Botswana’s economy rebounded last year following a 3.7 percent contraction in 2009 when the global financial crisis cut demand for diamonds.
Demand for gems, particularly from emerging economies, continued to improve this year and should support growth, Mohohlo said. A decline in government spending, as the state tried to reduce its budget deficit, will probably curb the rate of expansion, she said.
The state plans to cut the fiscal deficit to 6.3 percent of gross domestic product in the fiscal year through March 2012 and has pledged to balance the budget by 2013, Minister Kenneth Matambo said on Feb. 7. The shortfall widened to 12 percent of GDP in 2009.
The Bank of Botswana kept its benchmark interest rate at 9.5 percent to help boost the economy and with inflation forecast to ease to within its 3 to 6 percent target range by the second half of next year, the central bank said yesterday.

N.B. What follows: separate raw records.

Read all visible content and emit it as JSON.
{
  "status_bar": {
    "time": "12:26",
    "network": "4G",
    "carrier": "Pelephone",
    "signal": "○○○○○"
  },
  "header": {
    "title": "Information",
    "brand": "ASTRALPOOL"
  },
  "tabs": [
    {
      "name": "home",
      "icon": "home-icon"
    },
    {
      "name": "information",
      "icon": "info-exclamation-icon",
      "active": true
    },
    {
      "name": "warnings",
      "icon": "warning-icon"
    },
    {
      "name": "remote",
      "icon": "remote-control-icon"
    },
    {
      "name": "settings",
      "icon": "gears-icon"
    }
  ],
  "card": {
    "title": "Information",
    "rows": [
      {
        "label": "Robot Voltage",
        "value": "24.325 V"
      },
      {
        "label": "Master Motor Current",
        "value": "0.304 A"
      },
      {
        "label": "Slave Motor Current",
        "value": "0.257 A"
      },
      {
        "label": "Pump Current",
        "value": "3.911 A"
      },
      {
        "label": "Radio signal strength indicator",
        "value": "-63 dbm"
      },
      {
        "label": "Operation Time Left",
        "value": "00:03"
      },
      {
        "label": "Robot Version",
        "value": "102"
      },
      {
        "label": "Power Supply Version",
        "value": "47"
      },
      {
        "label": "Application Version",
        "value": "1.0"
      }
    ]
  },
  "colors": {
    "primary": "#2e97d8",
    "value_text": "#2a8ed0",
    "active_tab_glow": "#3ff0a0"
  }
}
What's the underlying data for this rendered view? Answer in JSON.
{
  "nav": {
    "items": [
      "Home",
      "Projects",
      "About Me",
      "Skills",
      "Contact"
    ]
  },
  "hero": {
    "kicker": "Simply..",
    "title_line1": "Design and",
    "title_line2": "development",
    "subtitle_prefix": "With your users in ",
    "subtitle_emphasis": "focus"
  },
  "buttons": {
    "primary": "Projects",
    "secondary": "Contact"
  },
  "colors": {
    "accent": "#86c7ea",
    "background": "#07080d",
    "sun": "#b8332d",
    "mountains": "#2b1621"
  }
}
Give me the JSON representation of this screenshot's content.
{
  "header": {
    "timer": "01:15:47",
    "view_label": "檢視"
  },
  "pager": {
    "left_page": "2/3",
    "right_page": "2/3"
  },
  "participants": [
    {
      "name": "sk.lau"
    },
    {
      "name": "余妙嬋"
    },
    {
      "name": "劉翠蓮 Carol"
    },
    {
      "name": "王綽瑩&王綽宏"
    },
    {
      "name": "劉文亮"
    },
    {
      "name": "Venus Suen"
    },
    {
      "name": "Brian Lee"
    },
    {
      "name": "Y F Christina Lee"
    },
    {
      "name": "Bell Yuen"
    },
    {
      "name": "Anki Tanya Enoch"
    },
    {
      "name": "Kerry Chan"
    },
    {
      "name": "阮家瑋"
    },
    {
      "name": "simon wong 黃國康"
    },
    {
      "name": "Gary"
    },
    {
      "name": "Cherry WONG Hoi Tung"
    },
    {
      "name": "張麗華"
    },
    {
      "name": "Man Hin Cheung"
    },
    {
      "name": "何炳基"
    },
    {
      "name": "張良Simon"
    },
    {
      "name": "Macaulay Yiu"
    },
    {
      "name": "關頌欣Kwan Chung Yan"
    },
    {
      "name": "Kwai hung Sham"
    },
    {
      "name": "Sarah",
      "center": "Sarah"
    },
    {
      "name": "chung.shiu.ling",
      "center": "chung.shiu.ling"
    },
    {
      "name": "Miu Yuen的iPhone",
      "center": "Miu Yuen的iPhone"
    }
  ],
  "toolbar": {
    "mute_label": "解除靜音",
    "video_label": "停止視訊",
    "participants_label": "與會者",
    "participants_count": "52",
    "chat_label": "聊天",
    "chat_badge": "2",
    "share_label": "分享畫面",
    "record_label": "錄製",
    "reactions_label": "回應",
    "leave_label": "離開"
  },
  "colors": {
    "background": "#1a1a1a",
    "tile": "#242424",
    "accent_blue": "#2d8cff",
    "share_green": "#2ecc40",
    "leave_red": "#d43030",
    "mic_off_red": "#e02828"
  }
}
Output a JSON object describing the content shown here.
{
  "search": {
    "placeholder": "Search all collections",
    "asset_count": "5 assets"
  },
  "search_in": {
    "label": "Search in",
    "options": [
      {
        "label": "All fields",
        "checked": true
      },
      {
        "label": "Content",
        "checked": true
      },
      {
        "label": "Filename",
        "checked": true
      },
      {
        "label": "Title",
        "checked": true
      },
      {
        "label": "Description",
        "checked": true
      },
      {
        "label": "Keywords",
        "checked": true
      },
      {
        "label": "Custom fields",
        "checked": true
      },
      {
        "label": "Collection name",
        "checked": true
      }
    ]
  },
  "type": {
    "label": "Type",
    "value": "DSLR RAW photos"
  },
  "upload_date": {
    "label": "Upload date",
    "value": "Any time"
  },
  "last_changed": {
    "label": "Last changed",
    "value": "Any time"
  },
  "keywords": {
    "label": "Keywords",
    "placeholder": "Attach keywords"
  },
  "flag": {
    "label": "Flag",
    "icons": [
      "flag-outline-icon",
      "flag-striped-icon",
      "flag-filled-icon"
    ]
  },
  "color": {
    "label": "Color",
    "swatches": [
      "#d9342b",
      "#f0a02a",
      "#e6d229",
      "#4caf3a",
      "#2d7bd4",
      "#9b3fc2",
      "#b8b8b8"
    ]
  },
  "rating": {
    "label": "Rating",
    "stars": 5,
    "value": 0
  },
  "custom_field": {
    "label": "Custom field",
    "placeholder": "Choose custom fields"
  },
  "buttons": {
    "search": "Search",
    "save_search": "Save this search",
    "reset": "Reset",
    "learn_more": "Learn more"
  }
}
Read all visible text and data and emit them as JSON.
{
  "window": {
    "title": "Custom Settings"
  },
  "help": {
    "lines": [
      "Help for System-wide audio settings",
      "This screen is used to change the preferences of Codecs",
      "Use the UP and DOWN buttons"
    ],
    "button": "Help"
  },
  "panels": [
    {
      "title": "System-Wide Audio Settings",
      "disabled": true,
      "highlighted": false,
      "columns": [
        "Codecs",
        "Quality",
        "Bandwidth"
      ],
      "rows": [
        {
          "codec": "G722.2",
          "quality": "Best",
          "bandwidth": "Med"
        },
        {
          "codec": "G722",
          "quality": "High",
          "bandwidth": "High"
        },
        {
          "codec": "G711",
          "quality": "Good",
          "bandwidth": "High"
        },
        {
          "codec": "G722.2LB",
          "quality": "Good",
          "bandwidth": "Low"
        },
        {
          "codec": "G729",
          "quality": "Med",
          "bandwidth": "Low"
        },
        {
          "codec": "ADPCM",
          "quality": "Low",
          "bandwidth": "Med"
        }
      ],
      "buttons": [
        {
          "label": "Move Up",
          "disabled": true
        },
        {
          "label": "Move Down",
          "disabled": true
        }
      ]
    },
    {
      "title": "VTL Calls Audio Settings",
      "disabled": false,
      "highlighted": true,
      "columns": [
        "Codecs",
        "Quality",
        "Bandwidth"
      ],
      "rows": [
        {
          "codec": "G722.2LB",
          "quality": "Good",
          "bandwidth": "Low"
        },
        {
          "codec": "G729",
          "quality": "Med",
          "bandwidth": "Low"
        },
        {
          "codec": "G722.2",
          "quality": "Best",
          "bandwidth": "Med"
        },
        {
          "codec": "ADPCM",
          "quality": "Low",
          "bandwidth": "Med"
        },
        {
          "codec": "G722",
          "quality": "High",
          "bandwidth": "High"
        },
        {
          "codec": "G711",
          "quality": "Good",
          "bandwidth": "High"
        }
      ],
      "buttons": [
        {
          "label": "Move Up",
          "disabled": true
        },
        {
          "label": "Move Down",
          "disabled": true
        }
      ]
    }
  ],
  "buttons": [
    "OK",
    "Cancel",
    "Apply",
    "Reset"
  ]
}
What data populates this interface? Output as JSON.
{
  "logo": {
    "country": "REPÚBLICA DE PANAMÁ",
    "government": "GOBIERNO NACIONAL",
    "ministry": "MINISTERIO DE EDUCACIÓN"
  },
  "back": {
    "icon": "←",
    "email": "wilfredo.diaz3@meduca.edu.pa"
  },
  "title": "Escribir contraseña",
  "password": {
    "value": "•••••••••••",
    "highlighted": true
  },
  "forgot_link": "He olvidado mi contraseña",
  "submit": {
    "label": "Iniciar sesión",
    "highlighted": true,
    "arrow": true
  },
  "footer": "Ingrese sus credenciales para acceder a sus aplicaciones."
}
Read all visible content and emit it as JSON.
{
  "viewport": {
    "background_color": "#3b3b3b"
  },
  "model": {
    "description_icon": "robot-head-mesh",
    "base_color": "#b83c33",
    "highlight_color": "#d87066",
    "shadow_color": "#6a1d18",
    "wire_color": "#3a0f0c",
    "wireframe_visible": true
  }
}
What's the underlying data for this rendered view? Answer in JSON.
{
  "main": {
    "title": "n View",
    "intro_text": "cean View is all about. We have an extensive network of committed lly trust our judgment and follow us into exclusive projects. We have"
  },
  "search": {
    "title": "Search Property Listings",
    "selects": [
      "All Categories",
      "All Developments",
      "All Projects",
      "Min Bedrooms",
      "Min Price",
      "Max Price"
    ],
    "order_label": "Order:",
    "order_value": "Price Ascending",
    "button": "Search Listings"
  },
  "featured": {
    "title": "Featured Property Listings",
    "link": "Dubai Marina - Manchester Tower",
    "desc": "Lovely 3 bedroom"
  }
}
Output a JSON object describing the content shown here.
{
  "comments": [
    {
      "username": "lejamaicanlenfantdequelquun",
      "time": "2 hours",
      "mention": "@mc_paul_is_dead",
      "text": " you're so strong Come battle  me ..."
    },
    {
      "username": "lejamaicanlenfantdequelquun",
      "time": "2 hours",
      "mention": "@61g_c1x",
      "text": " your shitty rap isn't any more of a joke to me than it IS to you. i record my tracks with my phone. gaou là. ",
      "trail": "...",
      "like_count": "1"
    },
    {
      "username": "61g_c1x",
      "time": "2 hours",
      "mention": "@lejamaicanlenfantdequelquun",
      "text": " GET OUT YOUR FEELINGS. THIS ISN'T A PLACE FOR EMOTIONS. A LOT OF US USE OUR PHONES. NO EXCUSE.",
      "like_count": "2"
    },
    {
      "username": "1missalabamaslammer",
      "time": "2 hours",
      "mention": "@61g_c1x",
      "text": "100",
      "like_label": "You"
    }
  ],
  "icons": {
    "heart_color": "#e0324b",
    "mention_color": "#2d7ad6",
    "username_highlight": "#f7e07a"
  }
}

Inflation was 8.2 percent in April, according to the country’s statistics office.
Slower growth in disposable income would help to ease inflation, Mohohlo said today.
--Editors: Gordon Bell, Digby Lidstone
To contact the reporter on this story: Jerry Bungu in Gaborone at email@example.com
To contact the editor responsible for this story: Antony Sguazzin at firstname.lastname@example.org